So when [CRNI or other orgs] intervene, you do so as an important group of activists dedicated to the world of cartoons, not on my behalf as expert legal activists or politicians. Artists defending an artist. Equatorial Guinean society did not “know” then that I was a cartoonist detained for his drawings, it was not transmitted that way. And with your campaigning you helped redress that. So, for example, when we help an NGO like Greenpeace, we do it thinking of ecology first, we do not think they are primarily political or artistic activists. It was important to me that it is stated that I am/was a detained cartoonist, not the “usual” story in EG where a detainee – a political prisoner – is one of the taboo topics that Guineans fear.
In a letter written after your release you said you were haunted by the cries of others tortured in Black Beach Prison. Have you recovered from your experiences?
I am a person who came out of prison after a brief time and with a measure of fame; I always say that my testimony about it has to be seen through a magnifying glass. But no-one can say that this issue I describe, of torture in EG prisons, is a lie. But before I became an activist, I was already torturing myself, and in or out of prison I continue to torture myself. Torture has been normalized in society, I suppose. I have a platform and can transmit the reality of what happened to the world. But it continues as lived experience for many who will not have a microphone in front of them. Who feel abandoned. And meanwhile it becomes normal to hear people scream in pain.
It is VERY NORMAL in EG to be beaten. We begin to be physically punished as children for doing childish things like playing or breaking a glass. They are the admonishments of a loving father or mother. You get used to the fact that a slap is “sometimes good to learn”. And so later, when we see another person tortured, we believe that it’s done to make them a better person. We “allow” torture because we do not yet understand that it is not “good to hit people.” Boys and girls. You can’t educate by hitting.

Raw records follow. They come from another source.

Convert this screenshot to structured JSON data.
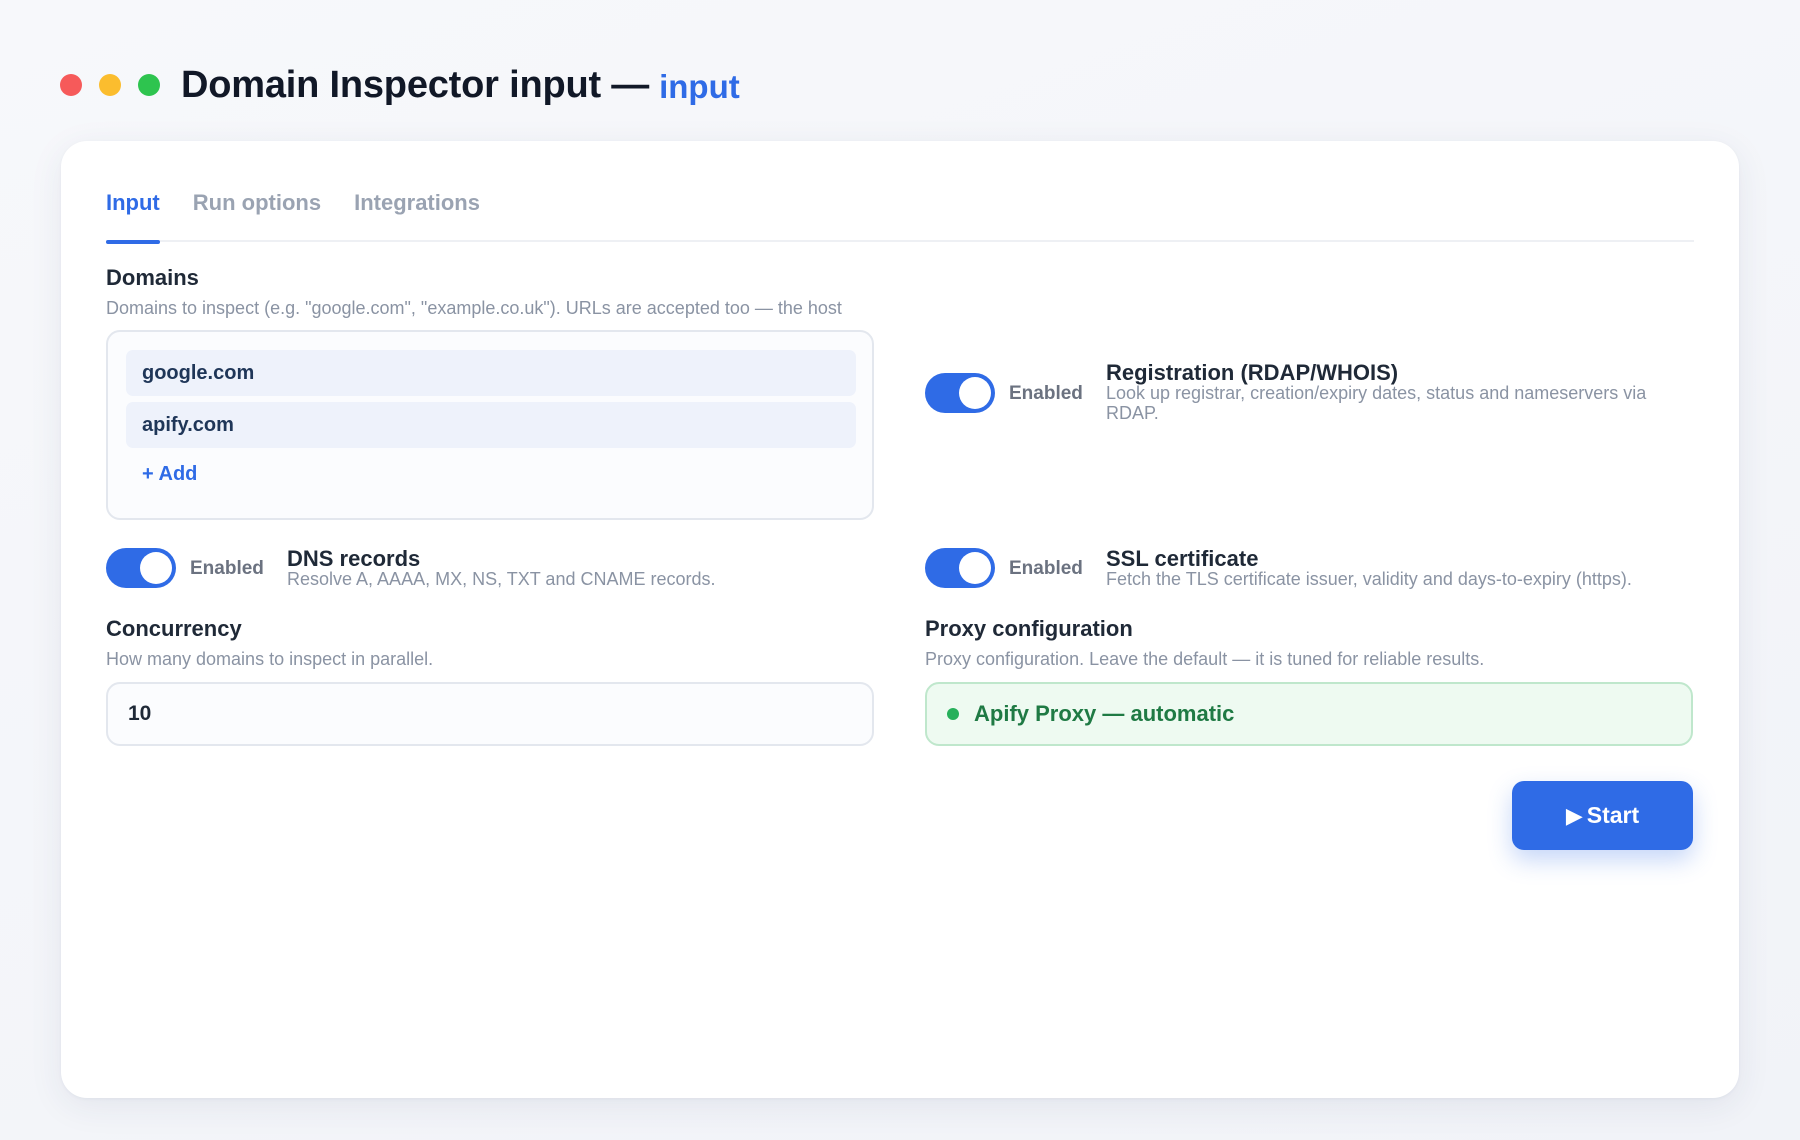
{
  "window": {
    "title": "Domain Inspector input —",
    "title_suffix": "input",
    "controls": [
      "close",
      "minimize",
      "maximize"
    ]
  },
  "tabs": [
    {
      "label": "Input",
      "active": true
    },
    {
      "label": "Run options",
      "active": false
    },
    {
      "label": "Integrations",
      "active": false
    }
  ],
  "domains": {
    "label": "Domains",
    "help": "Domains to inspect (e.g. \"google.com\", \"example.co.uk\"). URLs are accepted too — the host",
    "items": [
      "google.com",
      "apify.com"
    ],
    "add_label": "+ Add"
  },
  "registration": {
    "state": "Enabled",
    "enabled": true,
    "title": "Registration (RDAP/WHOIS)",
    "desc": "Look up registrar, creation/expiry dates, status and nameservers via RDAP."
  },
  "dns": {
    "state": "Enabled",
    "enabled": true,
    "title": "DNS records",
    "desc": "Resolve A, AAAA, MX, NS, TXT and CNAME records."
  },
  "ssl": {
    "state": "Enabled",
    "enabled": true,
    "title": "SSL certificate",
    "desc": "Fetch the TLS certificate issuer, validity and days-to-expiry (https)."
  },
  "concurrency": {
    "label": "Concurrency",
    "help": "How many domains to inspect in parallel.",
    "value": "10"
  },
  "proxy": {
    "label": "Proxy configuration",
    "help": "Proxy configuration. Leave the default — it is tuned for reliable results.",
    "value": "Apify Proxy — automatic"
  },
  "actions": {
    "start_icon": "▶",
    "start_label": "Start"
  },
  "colors": {
    "accent": "#2f6be6",
    "proxy_green": "#1f7a44",
    "close": "#f65a5a",
    "minimize": "#fbbd2e",
    "maximize": "#2ec44f"
  }
}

Where does your career go from here? Until recently you were making regular live video posts on Facebook. What’s been on your mind and what messages are you sending your audience?
I’m still the same. I maybe act the fool because it is difficult for a cartoonist in a country like mine to be taken seriously (although neither are writers and scientists). But it’s in these follies, amusing others, that I hope they retain the messages I’m sending. The general message is one of freedom. And I take responsibility. I would very much like to see a gallery dedicated to satirical drawing in Malabo, with or without Obiang.
The luck for me is that I am with my wife and my daughter [in El Salvador]. And so far my son in Spain is fine. The closure for a cartoonist is “profitable.” But we are getting restless. It would be good to get away from home for a couple of days. The videos correspond to an attempt to sensitize the population. I always try to approach the country’s socio-political problems with a humorous approach, some madness and quite a few doses of plain speech as a normal Equatorial Guinean would have it (the military man, the street vendor, the interior official, the people in public service, each has a particular way of speaking). With those same videos I promote the project of the civil platform SOMOS +. At the same time, my friends and acquaintances are supporting me in my virtual exhibitions, since it is very important that I continue to reach as many as I can with the core message, that we live under a tremendous dictatorship. So I suppose I have taken to communicating in a style copied from my own main audience (the nationals) that behaves like this sometimes. I want them to identify with me; we’re part of the same social, political and even spiritual reality.